Say goodbye to the headaches of manually tracking and calculating your crypto transactions, including Ethereum and other crypto gas fees. Our platform seamlessly integrates with popular cryptocurrency exchanges and wallets so you can effortlessly import your data and generate accurate tax reports. No more worrying about missed transactions or costly errors – we have you covered. 

TokenTax generates tax forms based on your data, including Form 8949, to make the tax filing process easy. Simplify your crypto taxes today and focus on what matters most: your investments.

Schedule a FREE crypto tax consultation

Crypto gas fees FAQs

Here are answers to frequently asked questions about crypto gas fees, are crypto gas fees tax deductible, and what are gas fees in crypto?

Can you claim gas fees on taxes?

If you use Ethereum for personal investments, it’s unlikely your Ethereum gas fees would be considered tax-deductible expenses. However, gas fees could be added to the cost basis for your trades.

If you use Ethereum for business activities or trade professionally, you may be able to deduct gas fees as a business expense. This might apply if you actively mine, trade, or conduct other business with Ethereum or accept it as a form of payment.

Can Ethereum gas fees be used to offset business income?

Crypto gas fees could be considered a cost of doing business and you may potentially deduct them as an expense against business income. This typically depends on the nature of your business and how you use crypto. If you use crypto such as Ethereum for business (e.g. mining, trading, or providing crypto services), gas fees might be considered deductible expenses.

What is Gwei?

Gwei is a denomination used in relation to Ethereum. Gwei is an abbreviation of "gigawei," in which "giga" represents the metric prefix for one billion and “wei” is the smallest unit of Ether. Gwei measures the cost of transaction fees and the gas price to execute operations on the Ethereum network. 

Gas price, measured in Gwei, determines the amount of ETH required to execute a given transaction or operation. Ethereum miners prioritize transactions based on the gas price offered. When the network is very active, gas prices increase with demand.

What is the significance of the base fee in Ethereum gas fees?

The base fee is the minimum gas needed to process a transaction on the Ethereum blockchain. Its value is determined by transaction demand, irrespective of the transaction type. It is determined by the network's congestion and is paid to miners and stakers for including the transaction in a block. The base fee helps prioritize transactions, with higher fees leading to faster processing times.

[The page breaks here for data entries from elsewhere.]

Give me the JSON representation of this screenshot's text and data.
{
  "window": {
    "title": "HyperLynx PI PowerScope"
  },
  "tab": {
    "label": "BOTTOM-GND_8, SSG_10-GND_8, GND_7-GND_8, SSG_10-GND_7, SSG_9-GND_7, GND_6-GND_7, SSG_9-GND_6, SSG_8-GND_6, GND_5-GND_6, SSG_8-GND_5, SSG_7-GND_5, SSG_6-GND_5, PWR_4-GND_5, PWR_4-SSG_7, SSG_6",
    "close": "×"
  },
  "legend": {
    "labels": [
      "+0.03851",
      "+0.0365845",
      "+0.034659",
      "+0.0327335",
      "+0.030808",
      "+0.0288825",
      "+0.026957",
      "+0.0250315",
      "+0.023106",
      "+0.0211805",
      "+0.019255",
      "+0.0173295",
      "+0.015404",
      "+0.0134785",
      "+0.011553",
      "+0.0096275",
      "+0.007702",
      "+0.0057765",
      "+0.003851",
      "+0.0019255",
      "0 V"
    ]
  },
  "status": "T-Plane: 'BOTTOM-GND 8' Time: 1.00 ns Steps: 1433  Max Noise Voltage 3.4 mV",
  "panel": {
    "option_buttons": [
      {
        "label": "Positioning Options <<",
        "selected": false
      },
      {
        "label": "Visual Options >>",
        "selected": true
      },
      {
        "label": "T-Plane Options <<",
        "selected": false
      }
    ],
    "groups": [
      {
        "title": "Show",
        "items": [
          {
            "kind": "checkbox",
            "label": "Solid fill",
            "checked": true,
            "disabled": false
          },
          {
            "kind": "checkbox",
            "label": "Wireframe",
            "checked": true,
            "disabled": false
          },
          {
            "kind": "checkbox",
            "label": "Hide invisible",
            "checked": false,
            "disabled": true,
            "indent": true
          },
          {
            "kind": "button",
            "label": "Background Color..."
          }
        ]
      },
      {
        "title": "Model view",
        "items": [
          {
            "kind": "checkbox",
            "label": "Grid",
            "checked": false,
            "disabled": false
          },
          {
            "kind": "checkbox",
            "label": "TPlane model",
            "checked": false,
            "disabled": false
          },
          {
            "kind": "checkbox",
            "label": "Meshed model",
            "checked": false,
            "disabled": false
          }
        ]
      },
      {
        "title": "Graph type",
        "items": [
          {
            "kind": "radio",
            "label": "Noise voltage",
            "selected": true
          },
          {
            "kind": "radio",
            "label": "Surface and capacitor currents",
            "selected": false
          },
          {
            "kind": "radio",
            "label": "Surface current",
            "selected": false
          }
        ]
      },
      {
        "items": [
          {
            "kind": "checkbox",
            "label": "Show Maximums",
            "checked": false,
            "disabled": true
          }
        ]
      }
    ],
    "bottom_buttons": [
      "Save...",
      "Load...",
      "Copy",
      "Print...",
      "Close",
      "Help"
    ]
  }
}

How are gas prices and maximum amounts of gas related to Ethereum transactions?

Gas prices represent the amount of ETH paid per unit of gas for a transaction, while the maximum amount of gas is the total gas limit set for a transaction. Together, these factors determine the total fee for a transaction. Users can adjust these parameters to prioritize speed or cost-efficiency when conducting transactions on the Ethereum network.

How are gas fees calculated for Ethereum transactions?

Gas fees for Ethereum transactions are calculated based on the gas price and the maximum amount of gas set for the transaction. Users can adjust the gas price and gas limit to control the cost and speed of their transactions.

To stay up to date on the latest, follow TokenTax on Twitter @tokentax.

Zac McClure
Zac McClureCo-Founder & CEO at TokenTax
Zac co-founded TokenTax after his career in international finance and accounting at JPMorgan, Imprint Capital and Bain. He has worked in more than half-dozen countries and received his MBA from the UPenn Wharton School.
Arthur Teller
Reviewed byArthur TellerCOO (Former) at TokenTax
Arthur came to TokenTax after 12 years at KPMG. A specialist in partnership taxation and enterprise tax software, he is a licensed CPA in both California and Illinois and a member of the AICPA.

Get a personalized crypto tax consultation.

Complete our questionaire and we'll evaluate your situation — for free.

Let’s get started.

Check out our plans and pricing to find out which solution best meets your needs.

Review plans